• EXERCISE BRIEF
Exact copy required. Repeat the records, but keep the pictures out.

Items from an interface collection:
• • • • • • •

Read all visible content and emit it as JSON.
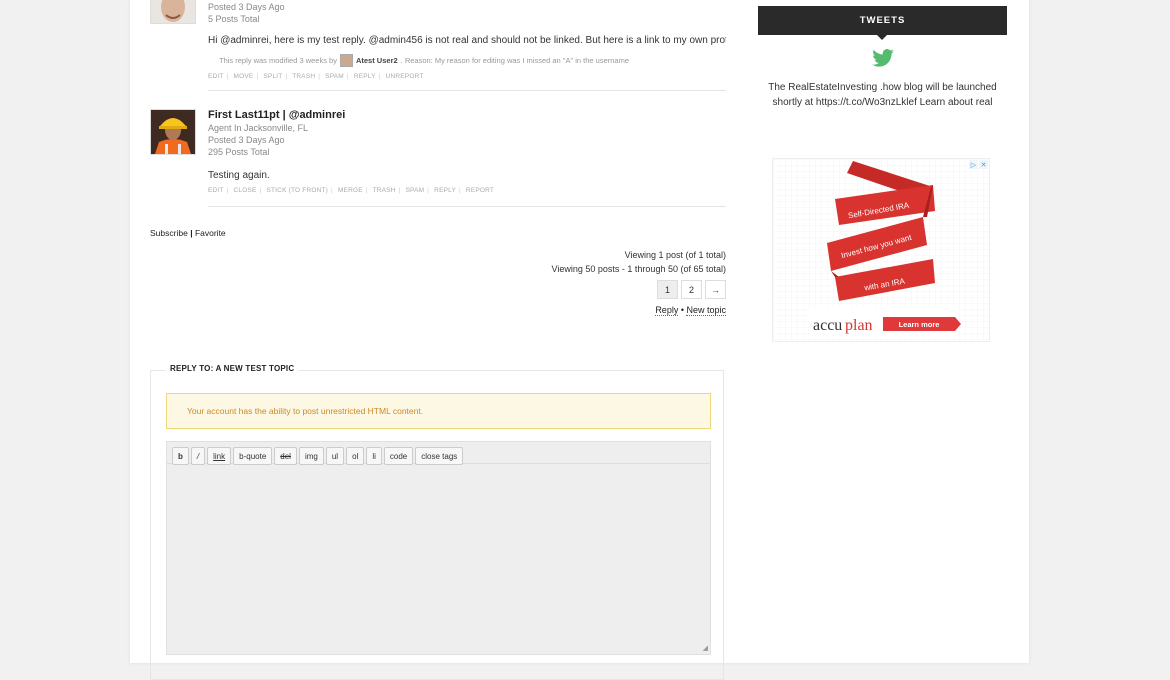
{
  "posts": [
    {
      "posted": "Posted 3 Days Ago",
      "total": "5 Posts Total",
      "content": "Hi @adminrei, here is my test reply. @admin456 is not real and should not be linked. But here is a link to my own profile",
      "modified_prefix": "This reply was modified 3 weeks by",
      "modified_user": "Atest User2",
      "modified_reason": ". Reason: My reason for editing was I missed an \"A\" in the username",
      "admin_links": [
        "EDIT",
        "MOVE",
        "SPLIT",
        "TRASH",
        "SPAM",
        "REPLY",
        "UNREPORT"
      ]
    },
    {
      "author": "First Last11pt | @adminrei",
      "location": "Agent In Jacksonville, FL",
      "posted": "Posted 3 Days Ago",
      "total": "295 Posts Total",
      "content": "Testing again.",
      "admin_links": [
        "EDIT",
        "CLOSE",
        "STICK (TO FRONT)",
        "MERGE",
        "TRASH",
        "SPAM",
        "REPLY",
        "REPORT"
      ]
    }
  ],
  "subscribe": {
    "subscribe": "Subscribe",
    "sep": "|",
    "favorite": "Favorite"
  },
  "pagination": {
    "viewing_post": "Viewing 1 post (of 1 total)",
    "viewing_posts": "Viewing 50 posts - 1 through 50 (of 65 total)",
    "pages": [
      "1",
      "2",
      "→"
    ]
  },
  "reply_links": {
    "reply": "Reply",
    "sep": " • ",
    "new_topic": "New topic"
  },
  "reply_form": {
    "legend": "REPLY TO: A NEW TEST TOPIC",
    "notice": "Your account has the ability to post unrestricted HTML content.",
    "toolbar": [
      "b",
      "/",
      "link",
      "b-quote",
      "del",
      "img",
      "ul",
      "ol",
      "li",
      "code",
      "close tags"
    ],
    "resize_glyph": "◢"
  },
  "sidebar": {
    "tweets_title": "TWEETS",
    "tweet_text": "The RealEstateInvesting .how blog will be launched shortly at https://t.co/Wo3nzLklef Learn about real",
    "ad": {
      "ribbon1": "Self-Directed IRA",
      "ribbon2": "Invest how you want",
      "ribbon3": "with an IRA",
      "brand1": "accu",
      "brand2": "plan",
      "cta": "Learn more",
      "badge_play": "▷",
      "badge_close": "✕"
    }
  },
  "colors": {
    "accent_red": "#d8332f",
    "twitter": "#55bb6f",
    "notice_bg": "#fdf8e3"
  }
}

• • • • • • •

• WRITTEN ANSWER
Read all visible content and emit it as JSON.
{
  "posts": [
    {
      "posted": "Posted 3 Days Ago",
      "total": "5 Posts Total",
      "content": "Hi @adminrei, here is my test reply. @admin456 is not real and should not be linked. But here is a link to my own profile",
      "modified_prefix": "This reply was modified 3 weeks by",
      "modified_user": "Atest User2",
      "modified_reason": ". Reason: My reason for editing was I missed an \"A\" in the username",
      "admin_links": [
        "EDIT",
        "MOVE",
        "SPLIT",
        "TRASH",
        "SPAM",
        "REPLY",
        "UNREPORT"
      ]
    },
    {
      "author": "First Last11pt | @adminrei",
      "location": "Agent In Jacksonville, FL",
      "posted": "Posted 3 Days Ago",
      "total": "295 Posts Total",
      "content": "Testing again.",
      "admin_links": [
        "EDIT",
        "CLOSE",
        "STICK (TO FRONT)",
        "MERGE",
        "TRASH",
        "SPAM",
        "REPLY",
        "REPORT"
      ]
    }
  ],
  "subscribe": {
    "subscribe": "Subscribe",
    "sep": "|",
    "favorite": "Favorite"
  },
  "pagination": {
    "viewing_post": "Viewing 1 post (of 1 total)",
    "viewing_posts": "Viewing 50 posts - 1 through 50 (of 65 total)",
    "pages": [
      "1",
      "2",
      "→"
    ]
  },
  "reply_links": {
    "reply": "Reply",
    "sep": " • ",
    "new_topic": "New topic"
  },
  "reply_form": {
    "legend": "REPLY TO: A NEW TEST TOPIC",
    "notice": "Your account has the ability to post unrestricted HTML content.",
    "toolbar": [
      "b",
      "/",
      "link",
      "b-quote",
      "del",
      "img",
      "ul",
      "ol",
      "li",
      "code",
      "close tags"
    ],
    "resize_glyph": "◢"
  },
  "sidebar": {
    "tweets_title": "TWEETS",
    "tweet_text": "The RealEstateInvesting .how blog will be launched shortly at https://t.co/Wo3nzLklef Learn about real",
    "ad": {
      "ribbon1": "Self-Directed IRA",
      "ribbon2": "Invest how you want",
      "ribbon3": "with an IRA",
      "brand1": "accu",
      "brand2": "plan",
      "cta": "Learn more",
      "badge_play": "▷",
      "badge_close": "✕"
    }
  },
  "colors": {
    "accent_red": "#d8332f",
    "twitter": "#55bb6f",
    "notice_bg": "#fdf8e3"
  }
}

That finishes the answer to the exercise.